▸ **Instructions to follow**
Send each entry back exactly as given, pictures excluded.

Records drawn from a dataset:
------
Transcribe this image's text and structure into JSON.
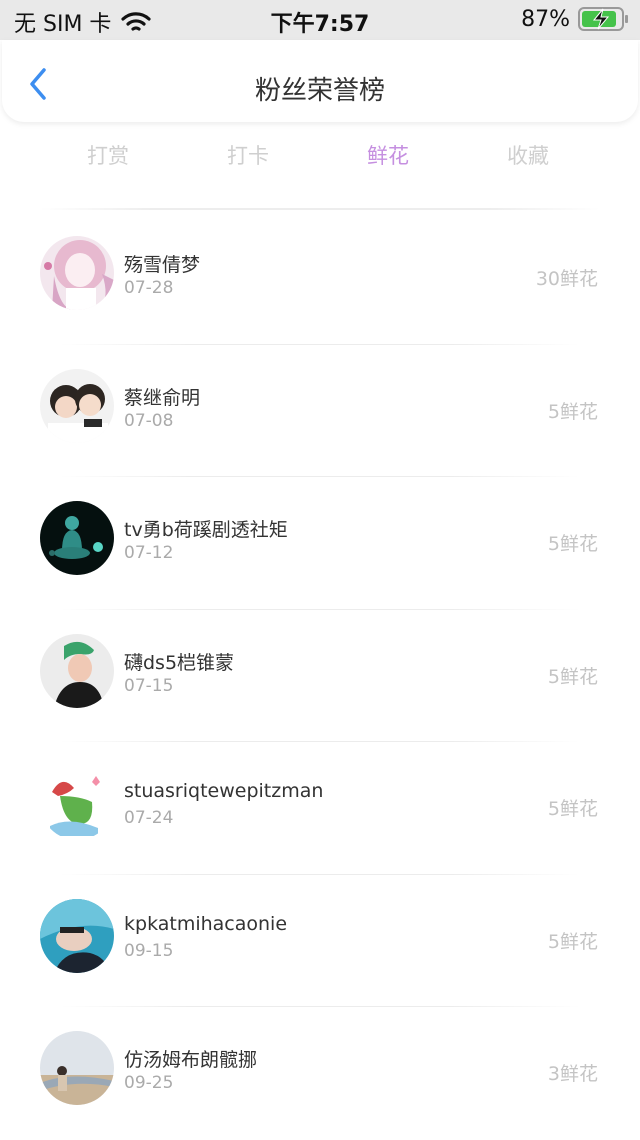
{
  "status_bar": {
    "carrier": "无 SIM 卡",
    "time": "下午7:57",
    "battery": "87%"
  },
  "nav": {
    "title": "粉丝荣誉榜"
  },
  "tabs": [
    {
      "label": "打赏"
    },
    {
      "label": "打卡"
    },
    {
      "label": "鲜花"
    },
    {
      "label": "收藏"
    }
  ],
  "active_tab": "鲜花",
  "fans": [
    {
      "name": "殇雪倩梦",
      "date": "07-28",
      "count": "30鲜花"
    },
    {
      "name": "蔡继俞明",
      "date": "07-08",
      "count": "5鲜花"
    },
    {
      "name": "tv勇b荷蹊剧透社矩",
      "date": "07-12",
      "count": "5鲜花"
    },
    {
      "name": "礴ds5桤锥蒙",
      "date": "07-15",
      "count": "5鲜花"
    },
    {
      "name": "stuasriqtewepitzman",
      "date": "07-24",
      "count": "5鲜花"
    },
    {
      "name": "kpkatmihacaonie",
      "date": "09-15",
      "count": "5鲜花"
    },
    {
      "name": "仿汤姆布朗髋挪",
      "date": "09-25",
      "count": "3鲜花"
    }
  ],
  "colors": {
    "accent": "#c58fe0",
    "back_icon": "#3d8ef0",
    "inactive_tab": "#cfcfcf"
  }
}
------
▸ **Solution to this problem**
Transcribe this image's text and structure into JSON.
{
  "status_bar": {
    "carrier": "无 SIM 卡",
    "time": "下午7:57",
    "battery": "87%"
  },
  "nav": {
    "title": "粉丝荣誉榜"
  },
  "tabs": [
    {
      "label": "打赏"
    },
    {
      "label": "打卡"
    },
    {
      "label": "鲜花"
    },
    {
      "label": "收藏"
    }
  ],
  "active_tab": "鲜花",
  "fans": [
    {
      "name": "殇雪倩梦",
      "date": "07-28",
      "count": "30鲜花"
    },
    {
      "name": "蔡继俞明",
      "date": "07-08",
      "count": "5鲜花"
    },
    {
      "name": "tv勇b荷蹊剧透社矩",
      "date": "07-12",
      "count": "5鲜花"
    },
    {
      "name": "礴ds5桤锥蒙",
      "date": "07-15",
      "count": "5鲜花"
    },
    {
      "name": "stuasriqtewepitzman",
      "date": "07-24",
      "count": "5鲜花"
    },
    {
      "name": "kpkatmihacaonie",
      "date": "09-15",
      "count": "5鲜花"
    },
    {
      "name": "仿汤姆布朗髋挪",
      "date": "09-25",
      "count": "3鲜花"
    }
  ],
  "colors": {
    "accent": "#c58fe0",
    "back_icon": "#3d8ef0",
    "inactive_tab": "#cfcfcf"
  }
}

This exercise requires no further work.